■ **WHAT IS BEING ASKED**
Return the data given below exactly as it appears.

■ **RECORDS FOR PROCESSING**
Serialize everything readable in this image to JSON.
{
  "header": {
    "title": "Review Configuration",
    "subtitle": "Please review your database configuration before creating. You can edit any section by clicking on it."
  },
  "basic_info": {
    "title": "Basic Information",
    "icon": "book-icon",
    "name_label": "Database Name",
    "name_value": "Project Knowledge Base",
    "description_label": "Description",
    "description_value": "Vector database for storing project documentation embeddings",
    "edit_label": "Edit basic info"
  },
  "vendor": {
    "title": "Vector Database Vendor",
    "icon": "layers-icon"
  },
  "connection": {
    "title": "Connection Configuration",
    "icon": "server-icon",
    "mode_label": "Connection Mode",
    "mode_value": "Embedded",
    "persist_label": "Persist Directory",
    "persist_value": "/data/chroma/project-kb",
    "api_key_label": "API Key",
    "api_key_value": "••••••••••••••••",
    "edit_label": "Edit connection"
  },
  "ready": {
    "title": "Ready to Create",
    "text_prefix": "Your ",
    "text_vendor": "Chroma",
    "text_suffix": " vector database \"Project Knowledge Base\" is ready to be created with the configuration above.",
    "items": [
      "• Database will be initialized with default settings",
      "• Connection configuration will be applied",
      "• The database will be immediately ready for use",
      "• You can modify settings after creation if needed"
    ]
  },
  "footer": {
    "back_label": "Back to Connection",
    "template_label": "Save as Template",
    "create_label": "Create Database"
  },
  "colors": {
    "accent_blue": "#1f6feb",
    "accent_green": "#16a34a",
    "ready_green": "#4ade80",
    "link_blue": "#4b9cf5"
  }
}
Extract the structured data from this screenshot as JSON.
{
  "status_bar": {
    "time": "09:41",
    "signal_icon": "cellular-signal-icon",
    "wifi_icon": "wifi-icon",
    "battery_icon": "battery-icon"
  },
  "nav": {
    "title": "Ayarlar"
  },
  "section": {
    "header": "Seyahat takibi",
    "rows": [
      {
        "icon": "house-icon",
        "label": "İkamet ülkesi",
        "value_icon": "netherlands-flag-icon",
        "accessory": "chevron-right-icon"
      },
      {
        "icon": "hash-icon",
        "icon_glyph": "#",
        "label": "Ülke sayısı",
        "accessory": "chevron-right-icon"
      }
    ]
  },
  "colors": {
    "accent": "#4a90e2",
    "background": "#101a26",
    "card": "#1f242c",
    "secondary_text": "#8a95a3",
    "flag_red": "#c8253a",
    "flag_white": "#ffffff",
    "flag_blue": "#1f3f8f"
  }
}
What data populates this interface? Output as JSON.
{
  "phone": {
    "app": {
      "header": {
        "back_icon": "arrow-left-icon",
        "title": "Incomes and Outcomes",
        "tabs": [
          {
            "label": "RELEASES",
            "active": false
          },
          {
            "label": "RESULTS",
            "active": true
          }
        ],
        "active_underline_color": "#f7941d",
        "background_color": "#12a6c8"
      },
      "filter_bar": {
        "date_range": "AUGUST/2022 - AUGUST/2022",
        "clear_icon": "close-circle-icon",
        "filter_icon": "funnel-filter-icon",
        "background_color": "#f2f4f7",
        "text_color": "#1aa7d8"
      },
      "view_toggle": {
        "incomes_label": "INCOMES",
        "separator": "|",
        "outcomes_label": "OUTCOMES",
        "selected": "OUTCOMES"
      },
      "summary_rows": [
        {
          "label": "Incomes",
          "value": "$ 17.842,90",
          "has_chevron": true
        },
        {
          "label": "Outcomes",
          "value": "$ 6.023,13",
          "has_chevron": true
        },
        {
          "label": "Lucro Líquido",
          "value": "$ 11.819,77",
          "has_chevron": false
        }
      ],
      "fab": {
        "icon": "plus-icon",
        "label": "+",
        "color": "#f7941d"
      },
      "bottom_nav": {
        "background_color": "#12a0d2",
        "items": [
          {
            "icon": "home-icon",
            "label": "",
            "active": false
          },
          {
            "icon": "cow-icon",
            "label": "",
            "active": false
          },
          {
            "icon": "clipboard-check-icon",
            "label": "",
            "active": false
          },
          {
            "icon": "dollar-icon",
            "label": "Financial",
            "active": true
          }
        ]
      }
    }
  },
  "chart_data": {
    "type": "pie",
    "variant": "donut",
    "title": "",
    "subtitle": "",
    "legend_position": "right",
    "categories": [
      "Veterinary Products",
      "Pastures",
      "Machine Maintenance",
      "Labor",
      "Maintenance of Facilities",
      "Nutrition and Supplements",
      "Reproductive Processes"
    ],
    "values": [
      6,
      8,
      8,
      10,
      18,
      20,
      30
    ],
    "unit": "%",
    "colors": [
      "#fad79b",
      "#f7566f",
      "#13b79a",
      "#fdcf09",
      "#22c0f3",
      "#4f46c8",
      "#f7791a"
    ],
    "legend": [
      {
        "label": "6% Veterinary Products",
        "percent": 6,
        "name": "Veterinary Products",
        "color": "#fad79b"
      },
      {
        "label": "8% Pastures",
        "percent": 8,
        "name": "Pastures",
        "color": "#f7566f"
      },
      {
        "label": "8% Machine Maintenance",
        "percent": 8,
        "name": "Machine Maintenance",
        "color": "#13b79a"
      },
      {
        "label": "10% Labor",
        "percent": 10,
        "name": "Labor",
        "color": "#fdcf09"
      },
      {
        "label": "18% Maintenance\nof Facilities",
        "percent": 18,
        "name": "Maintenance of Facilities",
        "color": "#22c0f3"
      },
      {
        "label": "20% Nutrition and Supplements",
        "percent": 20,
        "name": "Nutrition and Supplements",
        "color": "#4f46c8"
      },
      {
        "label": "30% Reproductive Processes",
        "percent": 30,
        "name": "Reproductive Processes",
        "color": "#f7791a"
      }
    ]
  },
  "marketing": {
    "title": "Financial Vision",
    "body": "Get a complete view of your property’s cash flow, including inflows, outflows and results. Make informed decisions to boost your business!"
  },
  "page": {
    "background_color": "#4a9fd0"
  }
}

■ **SOLUTION TO THIS PROBLEM**
Serialize everything readable in this image to JSON.
{
  "header": {
    "title": "Review Configuration",
    "subtitle": "Please review your database configuration before creating. You can edit any section by clicking on it."
  },
  "basic_info": {
    "title": "Basic Information",
    "icon": "book-icon",
    "name_label": "Database Name",
    "name_value": "Project Knowledge Base",
    "description_label": "Description",
    "description_value": "Vector database for storing project documentation embeddings",
    "edit_label": "Edit basic info"
  },
  "vendor": {
    "title": "Vector Database Vendor",
    "icon": "layers-icon"
  },
  "connection": {
    "title": "Connection Configuration",
    "icon": "server-icon",
    "mode_label": "Connection Mode",
    "mode_value": "Embedded",
    "persist_label": "Persist Directory",
    "persist_value": "/data/chroma/project-kb",
    "api_key_label": "API Key",
    "api_key_value": "••••••••••••••••",
    "edit_label": "Edit connection"
  },
  "ready": {
    "title": "Ready to Create",
    "text_prefix": "Your ",
    "text_vendor": "Chroma",
    "text_suffix": " vector database \"Project Knowledge Base\" is ready to be created with the configuration above.",
    "items": [
      "• Database will be initialized with default settings",
      "• Connection configuration will be applied",
      "• The database will be immediately ready for use",
      "• You can modify settings after creation if needed"
    ]
  },
  "footer": {
    "back_label": "Back to Connection",
    "template_label": "Save as Template",
    "create_label": "Create Database"
  },
  "colors": {
    "accent_blue": "#1f6feb",
    "accent_green": "#16a34a",
    "ready_green": "#4ade80",
    "link_blue": "#4b9cf5"
  }
}
Extract the structured data from this screenshot as JSON.
{
  "status_bar": {
    "time": "09:41",
    "signal_icon": "cellular-signal-icon",
    "wifi_icon": "wifi-icon",
    "battery_icon": "battery-icon"
  },
  "nav": {
    "title": "Ayarlar"
  },
  "section": {
    "header": "Seyahat takibi",
    "rows": [
      {
        "icon": "house-icon",
        "label": "İkamet ülkesi",
        "value_icon": "netherlands-flag-icon",
        "accessory": "chevron-right-icon"
      },
      {
        "icon": "hash-icon",
        "icon_glyph": "#",
        "label": "Ülke sayısı",
        "accessory": "chevron-right-icon"
      }
    ]
  },
  "colors": {
    "accent": "#4a90e2",
    "background": "#101a26",
    "card": "#1f242c",
    "secondary_text": "#8a95a3",
    "flag_red": "#c8253a",
    "flag_white": "#ffffff",
    "flag_blue": "#1f3f8f"
  }
}
What data populates this interface? Output as JSON.
{
  "phone": {
    "app": {
      "header": {
        "back_icon": "arrow-left-icon",
        "title": "Incomes and Outcomes",
        "tabs": [
          {
            "label": "RELEASES",
            "active": false
          },
          {
            "label": "RESULTS",
            "active": true
          }
        ],
        "active_underline_color": "#f7941d",
        "background_color": "#12a6c8"
      },
      "filter_bar": {
        "date_range": "AUGUST/2022 - AUGUST/2022",
        "clear_icon": "close-circle-icon",
        "filter_icon": "funnel-filter-icon",
        "background_color": "#f2f4f7",
        "text_color": "#1aa7d8"
      },
      "view_toggle": {
        "incomes_label": "INCOMES",
        "separator": "|",
        "outcomes_label": "OUTCOMES",
        "selected": "OUTCOMES"
      },
      "summary_rows": [
        {
          "label": "Incomes",
          "value": "$ 17.842,90",
          "has_chevron": true
        },
        {
          "label": "Outcomes",
          "value": "$ 6.023,13",
          "has_chevron": true
        },
        {
          "label": "Lucro Líquido",
          "value": "$ 11.819,77",
          "has_chevron": false
        }
      ],
      "fab": {
        "icon": "plus-icon",
        "label": "+",
        "color": "#f7941d"
      },
      "bottom_nav": {
        "background_color": "#12a0d2",
        "items": [
          {
            "icon": "home-icon",
            "label": "",
            "active": false
          },
          {
            "icon": "cow-icon",
            "label": "",
            "active": false
          },
          {
            "icon": "clipboard-check-icon",
            "label": "",
            "active": false
          },
          {
            "icon": "dollar-icon",
            "label": "Financial",
            "active": true
          }
        ]
      }
    }
  },
  "chart_data": {
    "type": "pie",
    "variant": "donut",
    "title": "",
    "subtitle": "",
    "legend_position": "right",
    "categories": [
      "Veterinary Products",
      "Pastures",
      "Machine Maintenance",
      "Labor",
      "Maintenance of Facilities",
      "Nutrition and Supplements",
      "Reproductive Processes"
    ],
    "values": [
      6,
      8,
      8,
      10,
      18,
      20,
      30
    ],
    "unit": "%",
    "colors": [
      "#fad79b",
      "#f7566f",
      "#13b79a",
      "#fdcf09",
      "#22c0f3",
      "#4f46c8",
      "#f7791a"
    ],
    "legend": [
      {
        "label": "6% Veterinary Products",
        "percent": 6,
        "name": "Veterinary Products",
        "color": "#fad79b"
      },
      {
        "label": "8% Pastures",
        "percent": 8,
        "name": "Pastures",
        "color": "#f7566f"
      },
      {
        "label": "8% Machine Maintenance",
        "percent": 8,
        "name": "Machine Maintenance",
        "color": "#13b79a"
      },
      {
        "label": "10% Labor",
        "percent": 10,
        "name": "Labor",
        "color": "#fdcf09"
      },
      {
        "label": "18% Maintenance\nof Facilities",
        "percent": 18,
        "name": "Maintenance of Facilities",
        "color": "#22c0f3"
      },
      {
        "label": "20% Nutrition and Supplements",
        "percent": 20,
        "name": "Nutrition and Supplements",
        "color": "#4f46c8"
      },
      {
        "label": "30% Reproductive Processes",
        "percent": 30,
        "name": "Reproductive Processes",
        "color": "#f7791a"
      }
    ]
  },
  "marketing": {
    "title": "Financial Vision",
    "body": "Get a complete view of your property’s cash flow, including inflows, outflows and results. Make informed decisions to boost your business!"
  },
  "page": {
    "background_color": "#4a9fd0"
  }
}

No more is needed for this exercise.